25 Mar Speaking to young people in their language - the struggle is real!
Slay, turnt up, lit, basic… Like it or not, we’re surrounded by new phrases, words, and ideas that reflect the culture of young people. Whether you’re watching it on TV, seeing it on social, or hearing it from your own kids, you know what the language of young people sounds like – but do you know what it means? To effectively conduct qualitative market research with millennials and young people, qualitative market research agencies need to know how to engage with them. So from slang to social media, if you want to communicate with young people and encourage them to take part in market research, read on to find out how...
Young people and market research
A millennial is a person that reached adulthood in the 2000s, whereas Gen Z are those born in 1995 or later. With their love of avocado toast and cold brew coffee, millennials have stolen the spotlight for the past few years - but now it’s Generation Z’s time to shine.

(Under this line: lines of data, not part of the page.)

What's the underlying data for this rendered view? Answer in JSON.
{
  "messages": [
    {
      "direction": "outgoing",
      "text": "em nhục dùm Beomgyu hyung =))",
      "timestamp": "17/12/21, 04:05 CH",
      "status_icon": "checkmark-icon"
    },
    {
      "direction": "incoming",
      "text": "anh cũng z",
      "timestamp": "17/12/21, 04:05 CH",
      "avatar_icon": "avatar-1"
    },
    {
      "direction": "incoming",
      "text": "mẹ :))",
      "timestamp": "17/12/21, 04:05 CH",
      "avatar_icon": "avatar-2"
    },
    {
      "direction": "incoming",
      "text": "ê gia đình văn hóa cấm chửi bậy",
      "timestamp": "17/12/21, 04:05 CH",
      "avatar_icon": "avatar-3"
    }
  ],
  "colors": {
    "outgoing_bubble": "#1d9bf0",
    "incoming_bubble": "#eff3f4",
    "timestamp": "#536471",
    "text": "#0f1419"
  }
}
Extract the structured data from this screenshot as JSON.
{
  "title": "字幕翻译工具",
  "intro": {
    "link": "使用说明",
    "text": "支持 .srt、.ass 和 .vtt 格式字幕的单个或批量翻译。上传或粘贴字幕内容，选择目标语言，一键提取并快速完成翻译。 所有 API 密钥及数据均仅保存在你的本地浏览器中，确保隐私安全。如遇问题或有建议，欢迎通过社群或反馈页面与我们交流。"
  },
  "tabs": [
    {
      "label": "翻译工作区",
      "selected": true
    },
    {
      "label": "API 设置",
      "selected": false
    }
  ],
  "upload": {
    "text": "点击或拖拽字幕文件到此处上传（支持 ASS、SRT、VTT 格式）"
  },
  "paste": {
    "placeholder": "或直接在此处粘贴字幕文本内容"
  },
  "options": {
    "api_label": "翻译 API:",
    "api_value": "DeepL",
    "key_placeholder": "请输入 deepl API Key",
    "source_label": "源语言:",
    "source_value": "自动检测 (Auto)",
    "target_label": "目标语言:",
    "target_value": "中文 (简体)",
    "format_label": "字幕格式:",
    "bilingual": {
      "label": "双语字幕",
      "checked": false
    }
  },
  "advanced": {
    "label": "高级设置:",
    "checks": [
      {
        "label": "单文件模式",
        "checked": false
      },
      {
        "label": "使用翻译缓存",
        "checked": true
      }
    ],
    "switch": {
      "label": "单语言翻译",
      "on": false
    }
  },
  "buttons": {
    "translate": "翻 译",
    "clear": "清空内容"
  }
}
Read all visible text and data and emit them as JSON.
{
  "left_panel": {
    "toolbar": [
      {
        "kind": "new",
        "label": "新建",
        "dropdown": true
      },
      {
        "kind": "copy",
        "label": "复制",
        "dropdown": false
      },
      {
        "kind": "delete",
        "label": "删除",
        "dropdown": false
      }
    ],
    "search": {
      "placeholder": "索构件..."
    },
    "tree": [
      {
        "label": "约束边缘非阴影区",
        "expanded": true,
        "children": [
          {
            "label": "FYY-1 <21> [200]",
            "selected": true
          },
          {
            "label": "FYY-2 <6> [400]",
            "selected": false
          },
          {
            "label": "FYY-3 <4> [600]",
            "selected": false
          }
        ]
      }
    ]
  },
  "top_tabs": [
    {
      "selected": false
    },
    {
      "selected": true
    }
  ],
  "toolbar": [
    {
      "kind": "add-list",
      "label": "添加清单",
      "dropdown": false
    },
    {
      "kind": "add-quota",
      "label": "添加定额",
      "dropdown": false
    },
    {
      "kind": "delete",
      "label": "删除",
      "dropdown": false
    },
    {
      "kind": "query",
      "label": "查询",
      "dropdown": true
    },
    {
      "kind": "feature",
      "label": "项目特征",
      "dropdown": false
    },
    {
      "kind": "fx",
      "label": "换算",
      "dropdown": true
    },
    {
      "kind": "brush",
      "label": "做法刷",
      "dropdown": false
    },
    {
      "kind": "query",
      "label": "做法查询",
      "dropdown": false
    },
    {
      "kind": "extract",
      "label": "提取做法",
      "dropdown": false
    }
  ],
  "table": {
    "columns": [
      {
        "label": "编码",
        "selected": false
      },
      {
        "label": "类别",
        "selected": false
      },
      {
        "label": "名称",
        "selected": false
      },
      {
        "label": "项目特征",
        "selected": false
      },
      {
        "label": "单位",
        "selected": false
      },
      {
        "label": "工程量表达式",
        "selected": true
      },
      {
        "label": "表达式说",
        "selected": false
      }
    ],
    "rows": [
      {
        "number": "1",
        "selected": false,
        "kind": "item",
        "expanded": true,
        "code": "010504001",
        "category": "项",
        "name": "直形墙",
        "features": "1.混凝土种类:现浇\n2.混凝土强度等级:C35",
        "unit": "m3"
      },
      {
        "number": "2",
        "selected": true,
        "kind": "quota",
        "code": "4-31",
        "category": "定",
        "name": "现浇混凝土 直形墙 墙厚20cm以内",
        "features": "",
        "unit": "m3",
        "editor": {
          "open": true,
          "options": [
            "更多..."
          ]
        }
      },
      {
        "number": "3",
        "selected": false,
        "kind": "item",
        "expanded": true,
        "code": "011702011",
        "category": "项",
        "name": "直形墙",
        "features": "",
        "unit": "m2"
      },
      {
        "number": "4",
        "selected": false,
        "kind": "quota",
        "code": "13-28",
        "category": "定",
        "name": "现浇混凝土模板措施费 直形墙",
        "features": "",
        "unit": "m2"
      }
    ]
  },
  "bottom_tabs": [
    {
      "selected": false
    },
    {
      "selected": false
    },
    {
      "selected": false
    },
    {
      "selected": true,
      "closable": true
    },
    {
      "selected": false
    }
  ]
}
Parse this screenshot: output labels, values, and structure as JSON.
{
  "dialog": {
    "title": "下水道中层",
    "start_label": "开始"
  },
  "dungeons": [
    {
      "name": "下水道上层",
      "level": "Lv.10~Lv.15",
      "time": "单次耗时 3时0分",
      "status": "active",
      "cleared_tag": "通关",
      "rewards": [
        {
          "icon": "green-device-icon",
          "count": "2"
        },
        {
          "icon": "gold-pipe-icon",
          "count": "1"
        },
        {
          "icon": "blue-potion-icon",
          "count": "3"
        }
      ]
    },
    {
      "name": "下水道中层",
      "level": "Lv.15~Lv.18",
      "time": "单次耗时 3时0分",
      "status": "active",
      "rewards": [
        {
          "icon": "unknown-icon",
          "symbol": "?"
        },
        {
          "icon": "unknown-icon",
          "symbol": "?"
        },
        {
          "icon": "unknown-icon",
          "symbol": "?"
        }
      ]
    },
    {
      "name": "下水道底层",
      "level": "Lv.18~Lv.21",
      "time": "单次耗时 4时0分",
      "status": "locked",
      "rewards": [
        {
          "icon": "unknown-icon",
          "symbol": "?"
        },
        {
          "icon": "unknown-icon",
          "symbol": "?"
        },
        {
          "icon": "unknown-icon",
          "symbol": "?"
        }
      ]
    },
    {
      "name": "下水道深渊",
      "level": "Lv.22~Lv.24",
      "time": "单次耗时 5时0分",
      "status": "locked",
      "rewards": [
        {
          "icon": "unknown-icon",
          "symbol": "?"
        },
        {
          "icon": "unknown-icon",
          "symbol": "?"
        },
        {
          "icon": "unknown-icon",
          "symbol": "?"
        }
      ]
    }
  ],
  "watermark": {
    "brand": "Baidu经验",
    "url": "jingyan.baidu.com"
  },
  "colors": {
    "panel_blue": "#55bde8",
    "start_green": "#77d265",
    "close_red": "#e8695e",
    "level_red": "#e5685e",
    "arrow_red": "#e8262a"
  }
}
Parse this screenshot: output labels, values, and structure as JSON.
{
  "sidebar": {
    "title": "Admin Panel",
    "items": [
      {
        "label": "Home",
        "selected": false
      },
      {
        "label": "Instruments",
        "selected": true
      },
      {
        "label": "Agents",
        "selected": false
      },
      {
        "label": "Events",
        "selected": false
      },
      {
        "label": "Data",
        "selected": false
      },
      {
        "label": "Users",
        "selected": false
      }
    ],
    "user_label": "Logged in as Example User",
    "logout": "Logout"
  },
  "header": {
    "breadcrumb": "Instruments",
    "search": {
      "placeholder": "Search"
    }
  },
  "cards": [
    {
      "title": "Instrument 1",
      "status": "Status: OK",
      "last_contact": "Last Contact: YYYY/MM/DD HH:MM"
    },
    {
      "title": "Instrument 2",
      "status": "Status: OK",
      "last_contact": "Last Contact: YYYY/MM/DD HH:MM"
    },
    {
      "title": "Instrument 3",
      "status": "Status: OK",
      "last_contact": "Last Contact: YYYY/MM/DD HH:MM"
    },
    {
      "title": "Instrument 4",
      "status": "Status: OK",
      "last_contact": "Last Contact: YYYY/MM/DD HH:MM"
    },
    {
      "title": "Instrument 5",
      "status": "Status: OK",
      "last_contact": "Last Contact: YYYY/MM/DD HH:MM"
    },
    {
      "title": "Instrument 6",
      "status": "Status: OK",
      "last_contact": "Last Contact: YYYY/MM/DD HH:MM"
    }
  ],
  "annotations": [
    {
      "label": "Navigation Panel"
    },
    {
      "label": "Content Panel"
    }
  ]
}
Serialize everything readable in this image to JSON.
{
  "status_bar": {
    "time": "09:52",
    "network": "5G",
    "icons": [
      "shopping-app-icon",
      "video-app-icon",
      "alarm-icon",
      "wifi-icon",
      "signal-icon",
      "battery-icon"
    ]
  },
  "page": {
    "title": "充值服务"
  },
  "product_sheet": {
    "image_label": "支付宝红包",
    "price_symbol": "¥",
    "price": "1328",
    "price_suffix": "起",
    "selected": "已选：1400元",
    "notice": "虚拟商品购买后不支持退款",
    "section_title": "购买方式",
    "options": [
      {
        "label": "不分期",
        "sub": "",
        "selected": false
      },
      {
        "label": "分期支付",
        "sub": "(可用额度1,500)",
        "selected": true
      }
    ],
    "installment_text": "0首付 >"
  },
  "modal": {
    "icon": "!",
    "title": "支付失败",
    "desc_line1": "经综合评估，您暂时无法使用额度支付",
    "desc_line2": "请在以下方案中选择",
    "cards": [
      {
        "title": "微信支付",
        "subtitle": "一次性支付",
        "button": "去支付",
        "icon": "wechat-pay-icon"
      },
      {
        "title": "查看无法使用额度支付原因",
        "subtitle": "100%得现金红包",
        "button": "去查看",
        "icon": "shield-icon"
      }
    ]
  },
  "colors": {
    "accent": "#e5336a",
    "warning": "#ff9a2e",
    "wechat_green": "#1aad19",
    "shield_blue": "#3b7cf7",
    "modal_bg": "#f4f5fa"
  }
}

Last year, they became the largest generation of the population, and as they continue to come of age (the eldest members are still only 24 - feel old yet?!), it’s essential that qualitative market research agencies and brands know how to reach out to the influencers of tomorrow.
Communicating with young people
Qualitative market research agencies can struggle when it comes to communicating with young people and conducting market research with millennials and Gen Z. For starters, they have proven to be an elusive group: they live in a world of continuous updates and are easily distracted. They live and share their lives on the go, they want information instantly - and if they don’t get it they will move on just as fast. However, despite all of that, it’s essential that market researchers understand the lifestyle, habits and behaviours of young people. Here’s how:
The importance of digital
Millennials might be known as the social-media-obsessed selfie generation, but they are tame in comparison to Generation Z. Gen Z are the first digital natives. They were born into a digital world and 98% own a smartphone - which means that digital methods are essential when it comes to engaging with them. Market research online communities, mobile ethnography, video, social media research - if you want to attract the generation of tomorrow, you need to appeal to their digital nature. And you can forget face-to-face methodologies, too - this generation wants research that fits in with their busy lives, which means mobile methodologies will continue to grow in importance in the coming decades.
Speak to them in their language
Thanks to social media and texting where messages tend to be written quickly and in short bursts, young people today communicate differently to older generations. Whether it’s emoticons, conjoined words or abbreviations, young people can get their meaning across in fewer words. Linguistic creativity and cultural references are hallmarks of this language, where some phrases have even been born simply due to a popular meme or a mistake on social media that people found funny and co-opted. From Netflix and chill to basic and bae, if you want to engage with this audience and get them to spill the tea (see what we did there?) you need to keep up.
The millennial language evolves with every meme, so if you want to reach out to young people and conduct market research with millennials, you will need to make an effort to understand how they communicate and what they respond to - and ensure you keep up with the changes. Young people today tend to be suspicious of obvious “sales-y” tactics and prefer to be approached in a more casual way, which means that clever, entertaining messaging with a sense of humour can make a big impact and encourage them to share with their friends.
Let them know they are valued
It’s not just about talking to young people in their language, though. If qualitative market research agencies want to engage with young people, they need to know how much their opinion is valued. Younger generations today truly care about the world and want to make a difference. After all, this is the generation of woke culture. They are known as the ‘why’ generation; they like collaborating and want to benefit others. So if you want to encourage young people to take part in your market research, it’s important not just to communicate with them in their language, but to make sure you emphasise how important their role is, too. By showing them how the research will make a difference, you can make sure they’re keen to get involved and eager to take part. Yaaaaas!
Thinking about conducting market research with millennials and young people? Then make sure you download our must-read guide.